Plants are dependent onycorrhizal relationships to survive. Plants would not have a source of nitrogen, an element that is essential for building biomolecules, and they would be dependent on nitrogen fertilization in the soil if thosebacteria were not present.
In order to establish a good relationship, some plants produce hundreds of peptides that helpbacteria live in their roots. A new study from MIT shows that one of the peptides has an unexpected function. The iron-starvation mode thebacteria are sent into ramps up their production of ammonia, which is useful for plants.
Graham Walker is the American Cancer Society Research Professor of Biology at MIT and the senior author of the study.
A variety of human diseases could be treated with this heme-sequesteringpeptide. It is possible to remove free heme from the blood to treat diseases caused by organisms that need heme to live.
The study shows that basic research in plant-microbe interactions can be translated to therapeutic applications.
Kevin Bian, Mary Andorfer, and Areej Alhhazmi are among the authors.
Control of iron.
Walker's lab has been studying the relationship between rhizobia and legumes for 40 years. Nitrogen gas is converted to ammonia by thesebacteria, a critical step in the Earth's nitrogen cycle that makes the element available to plants.
Medicago truncatula is a plant thatWalker has focused on. Nitrogen-fixingbacteria form on the roots of the plants and end up in the plant cells, where they become bacteroids, a type of flora.
Medicago truncatula produces 700peptides that contribute to the formation of bacteroids. Thepeptides are generated in waves that help thebacteria make the transition from living freely to being embedded into plant cells where they act as nitrogen fixing machines.
Walker and his students were able to dig into more depth with the help of one of these peptides. Fifteen percent of the genes of nitrogen-fixingbacteria were affected when they were exposed to thispeptide. The genes that became more active imported iron.
The researchers found that when they fused the two, the smaller one was red. The discovery that heme is an important component of hemoglobin is the result of this observation.
When the cells are released from the heme, they are sent into an iron-starvation mode that causes them to import more iron from the outside world.
When there is already enough iron, thebacteria don't take up more iron. The iron content of thebacteria is regulated by thispeptide, which is cool.
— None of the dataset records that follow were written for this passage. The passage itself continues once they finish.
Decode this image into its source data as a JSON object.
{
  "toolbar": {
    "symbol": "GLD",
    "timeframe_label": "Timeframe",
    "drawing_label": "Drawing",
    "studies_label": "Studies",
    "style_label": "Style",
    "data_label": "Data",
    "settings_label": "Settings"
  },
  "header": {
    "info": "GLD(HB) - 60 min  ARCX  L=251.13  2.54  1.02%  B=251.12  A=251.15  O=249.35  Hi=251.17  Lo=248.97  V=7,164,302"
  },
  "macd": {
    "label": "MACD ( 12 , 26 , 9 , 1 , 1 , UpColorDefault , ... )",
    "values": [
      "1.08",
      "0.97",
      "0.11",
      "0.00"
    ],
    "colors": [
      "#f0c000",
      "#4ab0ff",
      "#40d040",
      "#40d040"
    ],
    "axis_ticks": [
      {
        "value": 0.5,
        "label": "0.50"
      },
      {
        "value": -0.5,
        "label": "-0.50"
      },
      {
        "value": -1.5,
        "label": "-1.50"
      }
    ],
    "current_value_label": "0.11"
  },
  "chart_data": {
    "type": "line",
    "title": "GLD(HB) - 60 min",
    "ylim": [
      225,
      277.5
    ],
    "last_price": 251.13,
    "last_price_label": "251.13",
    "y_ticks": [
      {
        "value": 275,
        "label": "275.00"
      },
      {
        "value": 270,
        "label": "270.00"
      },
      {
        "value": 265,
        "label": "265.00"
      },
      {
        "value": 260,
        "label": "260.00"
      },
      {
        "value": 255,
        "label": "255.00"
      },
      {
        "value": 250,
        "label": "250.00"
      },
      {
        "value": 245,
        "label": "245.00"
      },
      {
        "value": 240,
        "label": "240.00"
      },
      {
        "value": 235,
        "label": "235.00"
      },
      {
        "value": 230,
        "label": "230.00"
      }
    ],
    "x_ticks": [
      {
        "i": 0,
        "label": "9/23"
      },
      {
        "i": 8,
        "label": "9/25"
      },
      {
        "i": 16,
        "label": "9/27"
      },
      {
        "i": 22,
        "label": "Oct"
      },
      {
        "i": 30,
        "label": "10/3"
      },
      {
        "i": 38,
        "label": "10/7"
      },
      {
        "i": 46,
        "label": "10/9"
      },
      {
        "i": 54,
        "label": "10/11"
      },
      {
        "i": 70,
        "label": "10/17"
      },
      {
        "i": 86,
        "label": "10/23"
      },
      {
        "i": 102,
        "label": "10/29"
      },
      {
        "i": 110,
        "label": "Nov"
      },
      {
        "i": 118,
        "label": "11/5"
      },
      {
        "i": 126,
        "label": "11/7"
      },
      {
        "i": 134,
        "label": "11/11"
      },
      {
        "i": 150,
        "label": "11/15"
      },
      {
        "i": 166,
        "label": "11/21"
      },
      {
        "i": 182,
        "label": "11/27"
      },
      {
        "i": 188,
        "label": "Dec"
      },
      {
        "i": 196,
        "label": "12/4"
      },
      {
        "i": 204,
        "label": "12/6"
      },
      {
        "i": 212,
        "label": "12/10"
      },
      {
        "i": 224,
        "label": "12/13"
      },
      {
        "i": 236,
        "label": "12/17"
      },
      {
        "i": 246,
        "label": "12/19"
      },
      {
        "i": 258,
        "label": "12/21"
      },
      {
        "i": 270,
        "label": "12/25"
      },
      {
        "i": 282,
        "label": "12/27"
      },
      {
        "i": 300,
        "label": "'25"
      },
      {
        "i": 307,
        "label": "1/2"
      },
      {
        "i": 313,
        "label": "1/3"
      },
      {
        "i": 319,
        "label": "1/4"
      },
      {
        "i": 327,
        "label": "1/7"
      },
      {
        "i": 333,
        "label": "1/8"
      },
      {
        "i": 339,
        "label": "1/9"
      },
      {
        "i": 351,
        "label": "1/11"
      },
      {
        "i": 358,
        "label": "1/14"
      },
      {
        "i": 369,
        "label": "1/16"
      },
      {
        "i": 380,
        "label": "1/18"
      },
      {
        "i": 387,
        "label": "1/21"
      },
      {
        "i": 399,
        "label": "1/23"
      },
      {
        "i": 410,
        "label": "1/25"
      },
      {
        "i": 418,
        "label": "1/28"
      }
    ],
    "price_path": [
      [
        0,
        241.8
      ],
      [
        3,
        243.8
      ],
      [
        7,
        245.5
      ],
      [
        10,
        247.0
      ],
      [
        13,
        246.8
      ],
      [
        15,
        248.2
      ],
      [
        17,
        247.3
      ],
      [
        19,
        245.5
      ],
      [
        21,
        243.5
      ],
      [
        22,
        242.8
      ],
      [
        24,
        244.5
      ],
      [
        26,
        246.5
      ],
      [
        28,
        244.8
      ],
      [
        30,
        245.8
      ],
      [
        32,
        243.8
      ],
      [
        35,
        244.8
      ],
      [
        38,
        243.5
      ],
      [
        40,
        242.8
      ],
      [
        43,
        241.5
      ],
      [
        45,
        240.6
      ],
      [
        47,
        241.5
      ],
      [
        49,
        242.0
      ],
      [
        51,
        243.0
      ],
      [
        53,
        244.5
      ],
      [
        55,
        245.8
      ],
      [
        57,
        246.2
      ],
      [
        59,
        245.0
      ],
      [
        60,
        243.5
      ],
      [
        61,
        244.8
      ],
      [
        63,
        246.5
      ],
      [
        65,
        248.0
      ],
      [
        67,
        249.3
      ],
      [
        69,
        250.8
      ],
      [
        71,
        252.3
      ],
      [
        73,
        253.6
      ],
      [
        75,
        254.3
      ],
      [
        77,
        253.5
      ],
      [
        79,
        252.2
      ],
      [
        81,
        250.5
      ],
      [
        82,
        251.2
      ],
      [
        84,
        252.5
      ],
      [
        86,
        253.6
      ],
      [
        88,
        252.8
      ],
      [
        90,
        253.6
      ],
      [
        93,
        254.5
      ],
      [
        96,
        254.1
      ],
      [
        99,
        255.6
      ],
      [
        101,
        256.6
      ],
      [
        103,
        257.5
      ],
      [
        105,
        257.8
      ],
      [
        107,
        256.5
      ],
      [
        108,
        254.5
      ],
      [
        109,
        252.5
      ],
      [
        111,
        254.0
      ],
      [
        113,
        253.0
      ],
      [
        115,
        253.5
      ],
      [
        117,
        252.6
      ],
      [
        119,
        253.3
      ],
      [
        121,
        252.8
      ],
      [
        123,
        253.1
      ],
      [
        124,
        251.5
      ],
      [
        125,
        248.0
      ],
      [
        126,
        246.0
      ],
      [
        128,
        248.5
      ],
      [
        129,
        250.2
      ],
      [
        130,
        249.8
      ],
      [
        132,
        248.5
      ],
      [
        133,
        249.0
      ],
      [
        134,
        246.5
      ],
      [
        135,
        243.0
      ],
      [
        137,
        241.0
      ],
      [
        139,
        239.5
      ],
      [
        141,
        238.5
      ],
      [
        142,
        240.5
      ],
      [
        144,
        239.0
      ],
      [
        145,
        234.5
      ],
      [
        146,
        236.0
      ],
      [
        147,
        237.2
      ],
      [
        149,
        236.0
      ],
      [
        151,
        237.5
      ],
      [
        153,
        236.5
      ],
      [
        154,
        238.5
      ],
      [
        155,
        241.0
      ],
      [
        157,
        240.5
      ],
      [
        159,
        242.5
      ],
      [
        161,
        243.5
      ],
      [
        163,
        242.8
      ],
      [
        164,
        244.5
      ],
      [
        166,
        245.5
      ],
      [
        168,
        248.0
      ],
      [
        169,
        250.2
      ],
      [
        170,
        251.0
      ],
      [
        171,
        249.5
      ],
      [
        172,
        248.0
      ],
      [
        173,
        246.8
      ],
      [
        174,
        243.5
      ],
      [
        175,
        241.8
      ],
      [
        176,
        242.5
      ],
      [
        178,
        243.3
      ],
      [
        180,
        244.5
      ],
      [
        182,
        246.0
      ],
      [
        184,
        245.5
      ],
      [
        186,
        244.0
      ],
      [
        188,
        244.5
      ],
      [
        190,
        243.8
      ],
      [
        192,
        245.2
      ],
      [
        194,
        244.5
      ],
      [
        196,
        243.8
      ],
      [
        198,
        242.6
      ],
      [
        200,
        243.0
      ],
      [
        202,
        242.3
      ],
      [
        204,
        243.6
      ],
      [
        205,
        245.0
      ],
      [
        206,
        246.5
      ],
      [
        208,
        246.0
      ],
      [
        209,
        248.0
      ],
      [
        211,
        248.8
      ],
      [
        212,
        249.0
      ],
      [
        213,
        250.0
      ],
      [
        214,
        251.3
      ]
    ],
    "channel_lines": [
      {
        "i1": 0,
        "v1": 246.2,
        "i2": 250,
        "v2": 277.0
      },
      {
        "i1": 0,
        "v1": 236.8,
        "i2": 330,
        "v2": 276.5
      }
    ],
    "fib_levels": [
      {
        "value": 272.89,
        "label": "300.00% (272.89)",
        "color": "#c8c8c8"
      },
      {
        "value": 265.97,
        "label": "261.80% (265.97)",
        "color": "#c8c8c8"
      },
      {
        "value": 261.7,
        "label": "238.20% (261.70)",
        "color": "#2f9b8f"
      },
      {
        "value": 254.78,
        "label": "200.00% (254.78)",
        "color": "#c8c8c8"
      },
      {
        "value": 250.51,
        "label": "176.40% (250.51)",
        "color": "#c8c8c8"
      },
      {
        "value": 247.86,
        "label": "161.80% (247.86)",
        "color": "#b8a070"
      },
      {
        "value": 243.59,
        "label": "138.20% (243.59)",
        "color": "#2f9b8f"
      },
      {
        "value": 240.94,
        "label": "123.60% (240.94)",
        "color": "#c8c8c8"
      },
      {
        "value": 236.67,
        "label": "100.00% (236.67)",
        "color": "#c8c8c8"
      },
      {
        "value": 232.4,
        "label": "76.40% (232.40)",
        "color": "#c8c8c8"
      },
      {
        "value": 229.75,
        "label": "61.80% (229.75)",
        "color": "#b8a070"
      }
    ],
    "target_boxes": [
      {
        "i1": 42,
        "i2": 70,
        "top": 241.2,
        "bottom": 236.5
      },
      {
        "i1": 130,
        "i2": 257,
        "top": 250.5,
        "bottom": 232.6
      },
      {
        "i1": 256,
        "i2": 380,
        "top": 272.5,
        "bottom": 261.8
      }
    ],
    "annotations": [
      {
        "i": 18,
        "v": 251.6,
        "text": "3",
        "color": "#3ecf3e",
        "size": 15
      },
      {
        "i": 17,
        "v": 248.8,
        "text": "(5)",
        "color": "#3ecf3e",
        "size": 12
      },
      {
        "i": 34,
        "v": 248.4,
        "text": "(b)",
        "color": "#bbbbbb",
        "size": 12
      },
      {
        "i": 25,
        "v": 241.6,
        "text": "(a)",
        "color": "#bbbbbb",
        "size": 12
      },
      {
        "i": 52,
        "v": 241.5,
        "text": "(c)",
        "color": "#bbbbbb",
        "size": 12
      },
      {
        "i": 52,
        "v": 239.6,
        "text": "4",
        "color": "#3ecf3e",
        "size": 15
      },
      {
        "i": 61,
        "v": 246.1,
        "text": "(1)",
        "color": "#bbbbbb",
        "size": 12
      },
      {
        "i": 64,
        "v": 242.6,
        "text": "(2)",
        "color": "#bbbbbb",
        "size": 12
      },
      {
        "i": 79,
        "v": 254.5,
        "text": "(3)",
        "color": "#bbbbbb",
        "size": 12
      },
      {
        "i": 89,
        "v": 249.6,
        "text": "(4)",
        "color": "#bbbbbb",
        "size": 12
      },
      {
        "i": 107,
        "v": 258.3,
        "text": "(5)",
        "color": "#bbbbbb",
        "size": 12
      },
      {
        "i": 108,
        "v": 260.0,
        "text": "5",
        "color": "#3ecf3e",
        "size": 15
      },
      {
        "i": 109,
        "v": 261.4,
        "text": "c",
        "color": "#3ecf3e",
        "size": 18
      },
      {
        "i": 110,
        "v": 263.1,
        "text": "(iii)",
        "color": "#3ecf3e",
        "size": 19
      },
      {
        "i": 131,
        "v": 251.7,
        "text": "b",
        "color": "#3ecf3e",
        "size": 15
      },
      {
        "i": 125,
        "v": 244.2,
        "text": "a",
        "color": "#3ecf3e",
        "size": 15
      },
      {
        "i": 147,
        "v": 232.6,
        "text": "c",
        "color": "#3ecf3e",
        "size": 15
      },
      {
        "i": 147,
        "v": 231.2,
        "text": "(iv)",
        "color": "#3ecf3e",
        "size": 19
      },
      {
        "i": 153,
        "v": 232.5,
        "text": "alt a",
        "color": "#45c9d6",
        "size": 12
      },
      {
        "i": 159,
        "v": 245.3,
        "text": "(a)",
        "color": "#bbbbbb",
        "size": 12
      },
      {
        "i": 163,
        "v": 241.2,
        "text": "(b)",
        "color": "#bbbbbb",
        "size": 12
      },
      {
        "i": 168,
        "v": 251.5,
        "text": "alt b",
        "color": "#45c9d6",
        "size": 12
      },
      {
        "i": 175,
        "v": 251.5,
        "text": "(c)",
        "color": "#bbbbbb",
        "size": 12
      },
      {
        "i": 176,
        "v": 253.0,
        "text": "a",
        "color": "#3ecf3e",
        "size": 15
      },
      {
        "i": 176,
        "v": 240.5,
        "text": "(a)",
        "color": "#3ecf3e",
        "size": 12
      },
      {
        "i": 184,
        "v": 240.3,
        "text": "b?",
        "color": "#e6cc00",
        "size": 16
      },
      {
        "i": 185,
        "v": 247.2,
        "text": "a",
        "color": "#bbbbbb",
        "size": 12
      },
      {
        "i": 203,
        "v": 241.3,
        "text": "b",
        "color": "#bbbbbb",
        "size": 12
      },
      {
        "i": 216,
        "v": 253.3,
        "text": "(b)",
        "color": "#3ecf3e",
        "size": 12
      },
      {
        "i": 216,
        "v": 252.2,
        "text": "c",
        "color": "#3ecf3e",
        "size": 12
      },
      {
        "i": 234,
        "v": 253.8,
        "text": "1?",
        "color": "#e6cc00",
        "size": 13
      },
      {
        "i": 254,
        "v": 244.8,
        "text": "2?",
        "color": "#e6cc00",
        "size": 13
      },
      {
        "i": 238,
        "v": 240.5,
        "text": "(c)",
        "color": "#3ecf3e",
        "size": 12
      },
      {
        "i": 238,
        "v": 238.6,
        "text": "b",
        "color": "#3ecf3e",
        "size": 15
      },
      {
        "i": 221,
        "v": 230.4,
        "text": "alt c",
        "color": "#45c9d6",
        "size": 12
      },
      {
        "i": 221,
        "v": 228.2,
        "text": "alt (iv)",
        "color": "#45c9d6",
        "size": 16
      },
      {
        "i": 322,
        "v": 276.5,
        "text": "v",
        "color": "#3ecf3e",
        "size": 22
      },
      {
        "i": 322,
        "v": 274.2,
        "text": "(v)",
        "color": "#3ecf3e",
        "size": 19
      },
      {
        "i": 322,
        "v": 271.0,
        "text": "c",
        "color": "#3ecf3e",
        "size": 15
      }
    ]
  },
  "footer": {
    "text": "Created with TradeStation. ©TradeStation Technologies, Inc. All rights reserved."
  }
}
Nitrogenase requires 24 to 32 atoms of iron per molecule in order to work, so the influx of extra iron likely helps those enzymes to become more active. Nitrogen fixation coincides with this influx.
When thebacteria are ready to fix nitrogen, the production of this particularpeptide is higher. If the cell had too much iron all the time, it would be bad for it's health.
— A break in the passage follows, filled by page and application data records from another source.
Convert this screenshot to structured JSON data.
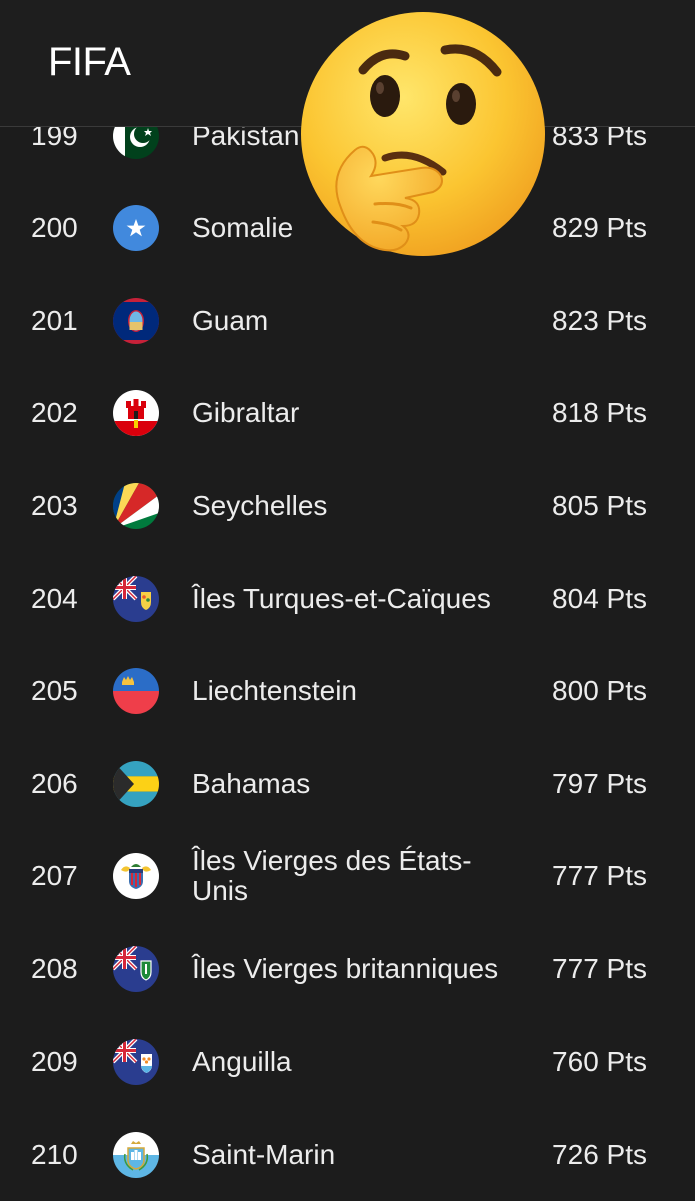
{
  "header": {
    "title": "FIFA"
  },
  "rows": [
    {
      "rank": "199",
      "name": "Pakistan",
      "points": "833 Pts",
      "flag": "pakistan-flag"
    },
    {
      "rank": "200",
      "name": "Somalie",
      "points": "829 Pts",
      "flag": "somalia-flag"
    },
    {
      "rank": "201",
      "name": "Guam",
      "points": "823 Pts",
      "flag": "guam-flag"
    },
    {
      "rank": "202",
      "name": "Gibraltar",
      "points": "818 Pts",
      "flag": "gibraltar-flag"
    },
    {
      "rank": "203",
      "name": "Seychelles",
      "points": "805 Pts",
      "flag": "seychelles-flag"
    },
    {
      "rank": "204",
      "name": "Îles Turques-et-Caïques",
      "points": "804 Pts",
      "flag": "turks-caicos-flag"
    },
    {
      "rank": "205",
      "name": "Liechtenstein",
      "points": "800 Pts",
      "flag": "liechtenstein-flag"
    },
    {
      "rank": "206",
      "name": "Bahamas",
      "points": "797 Pts",
      "flag": "bahamas-flag"
    },
    {
      "rank": "207",
      "name": "Îles Vierges des États-Unis",
      "points": "777 Pts",
      "flag": "us-virgin-islands-flag"
    },
    {
      "rank": "208",
      "name": "Îles Vierges britanniques",
      "points": "777 Pts",
      "flag": "british-virgin-islands-flag"
    },
    {
      "rank": "209",
      "name": "Anguilla",
      "points": "760 Pts",
      "flag": "anguilla-flag"
    },
    {
      "rank": "210",
      "name": "Saint-Marin",
      "points": "726 Pts",
      "flag": "san-marino-flag"
    }
  ],
  "overlay": {
    "icon": "thinking-face-emoji"
  },
  "colors": {
    "background": "#1c1c1c",
    "header": "#1e1e1e",
    "text": "#ececec"
  }
}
Medicago truncatula and rhizobium can't form an effective nitrogen-fixing symbiosis without the NCR247peptide.
There are many possible directions.
There are potential therapeutic uses for thepeptide that the researchers studied. When heme is loose in the bloodstream, it can kill cells and cause inflammation. There is a chance that free heme can accumulate in stored blood, so having a way to remove heme before the blood is transfused into a patient could be useful.
There are a number of human diseases that cause free heme in the bloodstream. Some infectious parasites andbacteria can't produce heme, so they take it from their environment. It's possible to prevent the parasites from being able to grow and reproduce by treating them with aUbiquitin that takes up all the infections available.
Lourido and members of his lab showed that the parasites could not form plaques on human cells if they were treated with a drug.
Some of the potential applications are being explored by the researchers with funding from a Professor Bose research grant.
There are many possible directions, but they are all at a very early stage. There are a lot of possible clinical applications. It's interesting that you can place more than one bet.
The human protein hemopexin is being explored as a possible treatment for the disease. The researchers say that the small size of theNCR247 could make it easier to manufacture and deliver into the body.More information: Graham Walker, A haem-sequestering plant peptide promotes iron uptake in symbiotic bacteria, Nature Microbiology (2022). DOI: 10.1038/s41564-022-01192-y. www.nature.com/articles/s41564-022-01192-y Journal information: Nature Microbiology